Dataset excerpts:
################

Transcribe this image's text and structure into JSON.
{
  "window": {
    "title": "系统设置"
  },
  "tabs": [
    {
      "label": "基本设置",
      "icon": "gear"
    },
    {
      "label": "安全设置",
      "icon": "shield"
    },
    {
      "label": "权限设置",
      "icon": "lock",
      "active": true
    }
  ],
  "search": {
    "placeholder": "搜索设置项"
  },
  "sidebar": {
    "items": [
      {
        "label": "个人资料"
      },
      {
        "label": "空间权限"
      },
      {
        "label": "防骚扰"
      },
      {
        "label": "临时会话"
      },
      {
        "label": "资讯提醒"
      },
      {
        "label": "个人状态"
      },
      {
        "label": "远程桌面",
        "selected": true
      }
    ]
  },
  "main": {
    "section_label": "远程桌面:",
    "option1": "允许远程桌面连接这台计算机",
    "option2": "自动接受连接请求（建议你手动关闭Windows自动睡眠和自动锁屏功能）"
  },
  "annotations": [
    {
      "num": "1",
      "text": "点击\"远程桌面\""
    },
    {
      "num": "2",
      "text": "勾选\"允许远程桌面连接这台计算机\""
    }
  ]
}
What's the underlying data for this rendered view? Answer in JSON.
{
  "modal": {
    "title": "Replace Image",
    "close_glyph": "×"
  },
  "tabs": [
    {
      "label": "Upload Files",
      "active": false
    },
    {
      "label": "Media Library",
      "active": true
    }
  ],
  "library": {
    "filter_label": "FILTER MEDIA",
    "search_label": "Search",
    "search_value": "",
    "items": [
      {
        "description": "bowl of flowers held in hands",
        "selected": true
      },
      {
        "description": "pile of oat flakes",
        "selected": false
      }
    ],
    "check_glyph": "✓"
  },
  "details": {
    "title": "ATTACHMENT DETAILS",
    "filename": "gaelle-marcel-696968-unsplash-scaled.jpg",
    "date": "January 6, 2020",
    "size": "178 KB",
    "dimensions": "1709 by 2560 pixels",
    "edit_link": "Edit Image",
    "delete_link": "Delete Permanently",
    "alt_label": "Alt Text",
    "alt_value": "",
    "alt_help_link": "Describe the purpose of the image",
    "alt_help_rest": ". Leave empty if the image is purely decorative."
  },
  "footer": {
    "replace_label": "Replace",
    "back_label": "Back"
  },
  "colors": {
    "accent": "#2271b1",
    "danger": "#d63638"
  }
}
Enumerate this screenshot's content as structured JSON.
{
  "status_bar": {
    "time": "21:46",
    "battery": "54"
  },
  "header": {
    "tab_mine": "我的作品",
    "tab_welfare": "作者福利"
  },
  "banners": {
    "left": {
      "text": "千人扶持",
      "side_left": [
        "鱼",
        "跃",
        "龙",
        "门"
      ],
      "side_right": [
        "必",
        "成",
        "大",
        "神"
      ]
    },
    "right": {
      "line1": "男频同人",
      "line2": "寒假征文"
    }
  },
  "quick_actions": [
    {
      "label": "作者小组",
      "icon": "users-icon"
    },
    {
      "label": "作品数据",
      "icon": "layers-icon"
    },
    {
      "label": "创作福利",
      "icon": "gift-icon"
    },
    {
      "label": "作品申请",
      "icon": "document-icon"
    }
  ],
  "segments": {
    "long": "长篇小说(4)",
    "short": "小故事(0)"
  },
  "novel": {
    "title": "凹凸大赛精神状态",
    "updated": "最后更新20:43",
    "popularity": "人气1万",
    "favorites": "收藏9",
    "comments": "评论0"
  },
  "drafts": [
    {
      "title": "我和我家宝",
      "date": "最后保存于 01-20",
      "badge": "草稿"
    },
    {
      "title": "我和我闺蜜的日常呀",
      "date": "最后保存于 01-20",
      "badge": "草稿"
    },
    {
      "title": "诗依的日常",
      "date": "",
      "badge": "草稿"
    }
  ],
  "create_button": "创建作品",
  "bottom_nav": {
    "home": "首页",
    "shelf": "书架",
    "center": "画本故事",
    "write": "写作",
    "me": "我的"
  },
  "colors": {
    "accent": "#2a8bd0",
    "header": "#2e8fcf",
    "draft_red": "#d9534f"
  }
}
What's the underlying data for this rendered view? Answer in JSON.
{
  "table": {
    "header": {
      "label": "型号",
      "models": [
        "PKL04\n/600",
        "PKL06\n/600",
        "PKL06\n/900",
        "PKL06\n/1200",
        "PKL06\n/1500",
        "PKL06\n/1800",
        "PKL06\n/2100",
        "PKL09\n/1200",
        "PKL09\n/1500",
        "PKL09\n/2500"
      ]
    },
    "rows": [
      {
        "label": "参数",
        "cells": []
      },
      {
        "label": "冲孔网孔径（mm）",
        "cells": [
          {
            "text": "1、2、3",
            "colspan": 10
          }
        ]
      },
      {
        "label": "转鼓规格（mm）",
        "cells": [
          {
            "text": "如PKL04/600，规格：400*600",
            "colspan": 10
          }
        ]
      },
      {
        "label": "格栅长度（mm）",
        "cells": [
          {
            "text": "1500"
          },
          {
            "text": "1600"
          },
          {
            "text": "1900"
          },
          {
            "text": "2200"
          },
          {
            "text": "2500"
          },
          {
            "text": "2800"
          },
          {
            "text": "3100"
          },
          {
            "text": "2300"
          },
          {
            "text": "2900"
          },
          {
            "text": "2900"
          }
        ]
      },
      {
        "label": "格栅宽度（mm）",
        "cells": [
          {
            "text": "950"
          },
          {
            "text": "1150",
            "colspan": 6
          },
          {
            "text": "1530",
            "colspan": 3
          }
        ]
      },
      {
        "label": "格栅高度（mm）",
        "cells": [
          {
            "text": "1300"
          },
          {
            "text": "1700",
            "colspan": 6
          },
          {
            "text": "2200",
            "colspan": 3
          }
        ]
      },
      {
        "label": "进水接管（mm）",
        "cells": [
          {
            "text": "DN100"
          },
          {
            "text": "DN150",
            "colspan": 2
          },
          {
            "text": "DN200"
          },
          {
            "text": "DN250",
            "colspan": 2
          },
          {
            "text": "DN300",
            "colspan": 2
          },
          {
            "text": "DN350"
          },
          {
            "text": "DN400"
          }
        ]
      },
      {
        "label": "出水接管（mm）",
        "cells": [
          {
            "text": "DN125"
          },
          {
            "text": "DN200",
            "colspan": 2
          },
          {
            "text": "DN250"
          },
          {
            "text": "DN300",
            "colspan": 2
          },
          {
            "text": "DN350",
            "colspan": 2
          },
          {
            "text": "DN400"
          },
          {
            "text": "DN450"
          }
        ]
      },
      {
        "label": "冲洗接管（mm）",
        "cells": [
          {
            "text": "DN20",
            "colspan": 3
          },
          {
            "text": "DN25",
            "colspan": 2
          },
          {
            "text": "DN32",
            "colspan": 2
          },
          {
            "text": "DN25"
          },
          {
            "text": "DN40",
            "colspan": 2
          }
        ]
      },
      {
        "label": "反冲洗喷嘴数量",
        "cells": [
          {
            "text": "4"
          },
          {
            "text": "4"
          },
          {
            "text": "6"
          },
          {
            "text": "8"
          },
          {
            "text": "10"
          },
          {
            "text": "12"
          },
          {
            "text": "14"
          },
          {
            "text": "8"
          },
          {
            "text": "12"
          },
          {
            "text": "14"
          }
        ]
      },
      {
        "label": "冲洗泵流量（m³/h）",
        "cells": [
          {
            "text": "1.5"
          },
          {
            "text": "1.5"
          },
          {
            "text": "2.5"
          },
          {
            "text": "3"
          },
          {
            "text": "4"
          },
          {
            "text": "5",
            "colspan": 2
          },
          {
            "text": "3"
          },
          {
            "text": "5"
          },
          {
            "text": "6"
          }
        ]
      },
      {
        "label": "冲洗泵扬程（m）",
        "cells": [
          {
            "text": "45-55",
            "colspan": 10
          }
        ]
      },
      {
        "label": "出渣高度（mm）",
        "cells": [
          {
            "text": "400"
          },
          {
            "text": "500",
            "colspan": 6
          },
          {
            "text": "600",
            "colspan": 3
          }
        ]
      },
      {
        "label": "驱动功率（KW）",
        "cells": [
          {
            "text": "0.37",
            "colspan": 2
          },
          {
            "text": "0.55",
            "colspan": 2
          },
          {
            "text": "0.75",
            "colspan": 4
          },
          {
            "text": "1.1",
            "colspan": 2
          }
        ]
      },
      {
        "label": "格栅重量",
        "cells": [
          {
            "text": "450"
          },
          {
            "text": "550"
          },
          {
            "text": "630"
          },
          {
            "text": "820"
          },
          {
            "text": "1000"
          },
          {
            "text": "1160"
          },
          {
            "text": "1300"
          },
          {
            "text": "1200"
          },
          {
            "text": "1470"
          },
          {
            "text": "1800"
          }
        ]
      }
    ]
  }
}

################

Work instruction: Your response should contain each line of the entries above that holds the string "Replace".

Exercise output:
    "title": "Replace Image",
    "replace_label": "Replace",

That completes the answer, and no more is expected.